The question of whether the ACA will increase or reduce the deficit turns on an ever-decreasing margin. In February 2011, the CBO estimated that repealing the ACA would add $210 billion to the deficit over ten years. (Because of the complex nature of the law, the impact of ACA on the budget and the impact of repealing ACA are not, as the CBO notes, the same number with the signs reversed. But repeal is what the CBO is estimating.) In May of this year, Representative Paul Ryan asked the CBO to estimate the deficit impact of repealing ACA, and the answer he got was that repeal would add only $109 billion to the deficit over the period from 2013 to 2022, a considerably smaller number that reflects the moving-target character of these projections.
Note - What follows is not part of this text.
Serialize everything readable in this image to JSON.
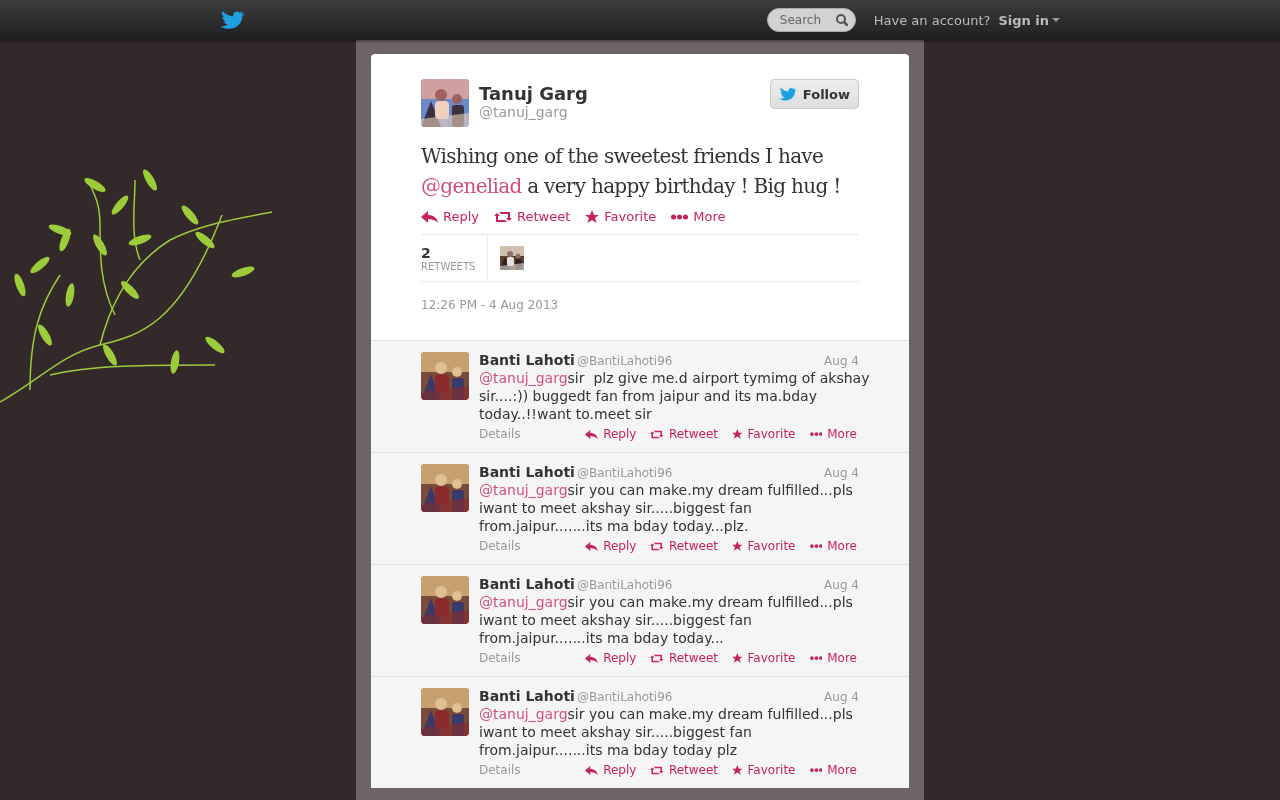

That $109 billion figure has to be taken in the context of the CBO’s projection of a cumulative deficit of $6.1 trillion during that period. The CBO’s best-case scenario, which assumes full and effective implementation of both cost-controlling and tax-increasing aspects of ACA, achieves a 1.8 percent reduction in the deficit over the coming decade. Not nothing, to be sure, but not a figure that leaves a lot of room for small political concessions, such as failing to hold the line on the cost of exchange subsidies or softening up on unpopular Medicare cuts, that would make this deficit-reducing bill into a deficit-increasing one…

The problem is that oldsters vote, and we’re getting more of them every year. Medicare and Medicaid cuts that leave doctors and hospitals collecting less than 40 percent of what they would collect from private insurers are going to have significant effects on the availability and quality of health care, especially with the number of Medicare recipients swelling. Keeping in mind the “daunting” task with which IPAB is charged, the GAO ran another simulation, a more realistic one, which “assumed that cost-containment mechanisms described previously are fully implemented and then begin to phase out; Medicare spending resumes its pre-PPACA growth rate by 2035. [The simulation] also assumed that spending on exchange subsidies is not constrained by a provision in current law that would otherwise limit growth of exchange subsidies.” The effect of those changes is enough to overwhelm the expected reduction in deficits.